[[ Exercise materials, beginning ]]

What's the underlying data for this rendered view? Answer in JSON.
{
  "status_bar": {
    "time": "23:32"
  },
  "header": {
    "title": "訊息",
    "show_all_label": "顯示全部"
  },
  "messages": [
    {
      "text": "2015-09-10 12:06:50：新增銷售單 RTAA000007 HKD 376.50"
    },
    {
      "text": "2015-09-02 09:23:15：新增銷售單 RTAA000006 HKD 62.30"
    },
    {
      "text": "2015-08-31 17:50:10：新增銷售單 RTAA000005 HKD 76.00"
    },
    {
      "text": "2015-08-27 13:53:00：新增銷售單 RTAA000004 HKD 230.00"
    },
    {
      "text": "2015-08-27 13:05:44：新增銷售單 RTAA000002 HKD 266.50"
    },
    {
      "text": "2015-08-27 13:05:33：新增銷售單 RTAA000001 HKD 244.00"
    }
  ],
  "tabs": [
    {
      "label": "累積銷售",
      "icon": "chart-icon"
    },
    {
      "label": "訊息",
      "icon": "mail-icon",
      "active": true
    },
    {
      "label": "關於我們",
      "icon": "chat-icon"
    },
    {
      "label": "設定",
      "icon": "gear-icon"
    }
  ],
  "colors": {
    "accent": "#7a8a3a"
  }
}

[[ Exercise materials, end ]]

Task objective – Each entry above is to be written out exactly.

Response for this exercise –
What's the underlying data for this rendered view? Answer in JSON.
{
  "status_bar": {
    "time": "23:32"
  },
  "header": {
    "title": "訊息",
    "show_all_label": "顯示全部"
  },
  "messages": [
    {
      "text": "2015-09-10 12:06:50：新增銷售單 RTAA000007 HKD 376.50"
    },
    {
      "text": "2015-09-02 09:23:15：新增銷售單 RTAA000006 HKD 62.30"
    },
    {
      "text": "2015-08-31 17:50:10：新增銷售單 RTAA000005 HKD 76.00"
    },
    {
      "text": "2015-08-27 13:53:00：新增銷售單 RTAA000004 HKD 230.00"
    },
    {
      "text": "2015-08-27 13:05:44：新增銷售單 RTAA000002 HKD 266.50"
    },
    {
      "text": "2015-08-27 13:05:33：新增銷售單 RTAA000001 HKD 244.00"
    }
  ],
  "tabs": [
    {
      "label": "累積銷售",
      "icon": "chart-icon"
    },
    {
      "label": "訊息",
      "icon": "mail-icon",
      "active": true
    },
    {
      "label": "關於我們",
      "icon": "chat-icon"
    },
    {
      "label": "設定",
      "icon": "gear-icon"
    }
  ],
  "colors": {
    "accent": "#7a8a3a"
  }
}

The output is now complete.